WaMu hit by hitch on exit of chapter 11

City A.M. Reporter
WASHINGTON Mutual’s effort to exit bankruptcy encountered a setback yesterday when the judge in the case ordered the company to talk further with shareholders about their requests for documents.

The bank holding company had sought approval of its disclosure statement, which must be cleared by a bankruptcy court before it can be sent to those voting on the reorganisation.

Bankruptcy Judge Mary Walrath declined to hear arguments on the hundreds of objections to the disclosure statement. Instead, she ordered lawyers for the company to discuss requests for information by attorneys for shareholders and bondholders and report back on 17 June. She also postponed discussions of the disclosure statement until that time.

Shareholders want to investigate the collapse of Washington Mutual Bank in 2008, the biggest bank failure in US history and the event that pushed the holding company into bankruptcy.

They also want to know more about a settlement of lawsuits among JPMorgan Chase, Washington Mutual and the Federal Deposit Insurance Corp that is central to the bank holding company’s reorganisation plan.

That deal divides disputed assets and provides about $7bn (£4.8bn) to distribute among creditors. Shareholders would receive nothing. Shareholders want information on what legal claims are resolved by the settlement, how those claims were valued and if those valuations are fair.

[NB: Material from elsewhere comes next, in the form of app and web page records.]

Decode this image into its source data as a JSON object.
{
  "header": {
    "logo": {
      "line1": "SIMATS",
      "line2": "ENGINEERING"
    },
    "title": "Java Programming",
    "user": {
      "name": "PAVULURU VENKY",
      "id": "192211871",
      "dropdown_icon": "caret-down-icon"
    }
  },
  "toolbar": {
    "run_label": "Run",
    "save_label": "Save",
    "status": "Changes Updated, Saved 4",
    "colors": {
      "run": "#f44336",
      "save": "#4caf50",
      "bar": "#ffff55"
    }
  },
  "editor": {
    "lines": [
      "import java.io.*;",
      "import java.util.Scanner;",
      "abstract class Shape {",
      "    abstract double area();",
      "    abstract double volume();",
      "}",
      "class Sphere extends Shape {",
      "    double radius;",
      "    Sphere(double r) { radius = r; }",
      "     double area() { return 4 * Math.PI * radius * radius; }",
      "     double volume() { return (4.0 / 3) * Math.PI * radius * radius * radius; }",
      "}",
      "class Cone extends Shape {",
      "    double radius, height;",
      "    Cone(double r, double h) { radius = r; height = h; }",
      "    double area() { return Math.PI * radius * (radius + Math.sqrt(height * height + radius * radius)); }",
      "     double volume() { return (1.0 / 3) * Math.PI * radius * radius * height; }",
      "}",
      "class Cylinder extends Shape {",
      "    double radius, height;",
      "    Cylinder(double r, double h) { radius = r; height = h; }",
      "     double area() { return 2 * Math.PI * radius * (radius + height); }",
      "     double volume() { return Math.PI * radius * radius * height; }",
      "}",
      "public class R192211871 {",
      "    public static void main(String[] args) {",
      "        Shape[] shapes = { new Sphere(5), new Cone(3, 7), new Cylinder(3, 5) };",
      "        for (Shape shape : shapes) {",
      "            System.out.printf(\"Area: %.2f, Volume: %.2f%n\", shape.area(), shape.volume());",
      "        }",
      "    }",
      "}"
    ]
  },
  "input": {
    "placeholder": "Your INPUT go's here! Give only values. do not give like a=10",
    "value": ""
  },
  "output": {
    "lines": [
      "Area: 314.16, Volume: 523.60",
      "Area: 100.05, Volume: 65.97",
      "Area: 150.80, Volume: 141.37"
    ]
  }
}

They think the firm’s assets, including legal claims, could be worth $20bn.